Indigenous enrolment up at U of S
- EFN Staff | September 07, 2018
According to a U of S data report, a self reported Aboriginal student headcount showed that for the Fall term of 2017/2018, 2,546 students were enrolled in graduate studies, non-degree programs, post graduate clinicals and undergraduate programs at the U of S.
Alison Pickrell, Assistant Vice-Provost of Strategic Enrolment Management, said the large increase of Indigenous students enrolled at the U of S points to a number of factors such as student recruitment strategies, comprehensive student supports, an active and engaged Indigenous student body, and the fact that overall the young Indigenous population of Saskatoon and Saskatchewan is on the rise.
“The province is growing and young Indigenous people make up a lot of that new growth,” she said. “These enrolment numbers show me there is a young Indigenous demographic that is ready and eager to pursue their post-secondary studies at the U of S.”
Wednesday, Sept. 5th marked the first day of classes for the fall term undergraduate and graduate students and the number of total students recorded was 21,318, up three per cent compared to the first day of classes last year. There were 21,847 undergraduate and graduate students that registered last year’s fall term.
“Our U of S family continues to grow, and I welcome our students to another school year of innovation, curiosity and creativity,” said Pickrell, assistant vice-provost of strategic enrolment management. “This enrolment growth is something we have planned for, and I’m very happy with our progress.”
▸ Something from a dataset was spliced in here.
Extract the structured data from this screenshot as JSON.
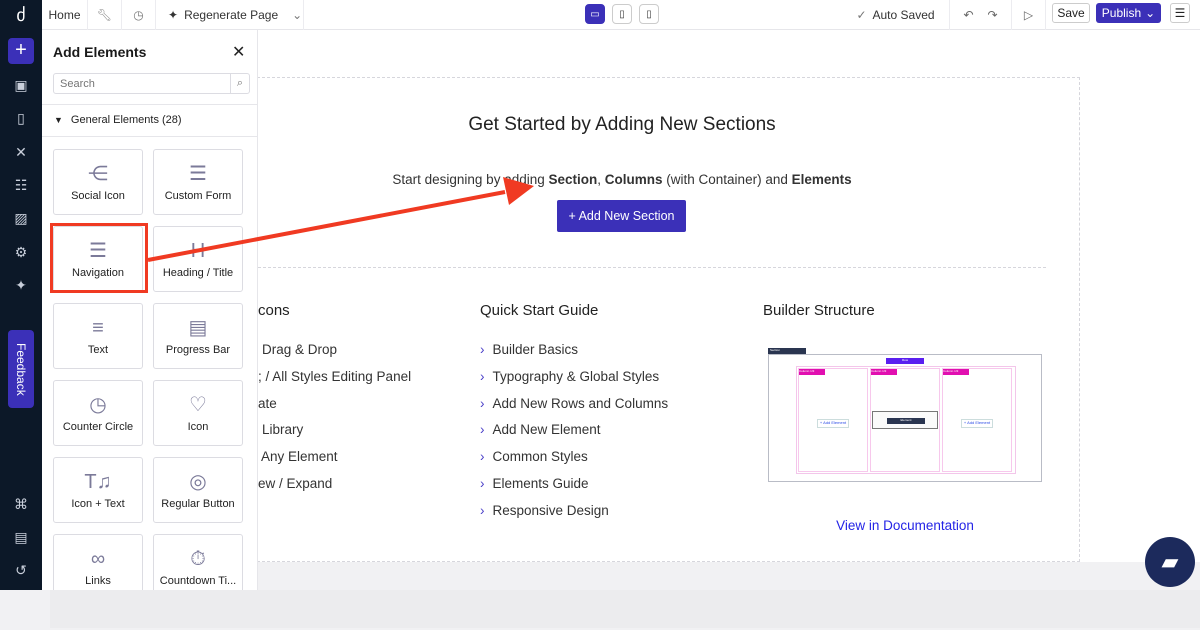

Pickrell expects student numbers will continue to grow throughout the year and anticipates the total academic year enrolment to exceed 25,000 students when announced in June 2019.
In addition, international student enrolment increased dramatically with 2,368 students that registered in classes this fall semester, up 5.9 per cent compared to last year.
“More international students want to study in Canada, and as one of the top 15 research intensive universities in the country, people from around the world are choosing to study here at the University of Saskatchewan,” she said. “Our diverse student body is one of our greatest strengths and contributes to the fact that we are well positioned to contribute to the global needs of our society.”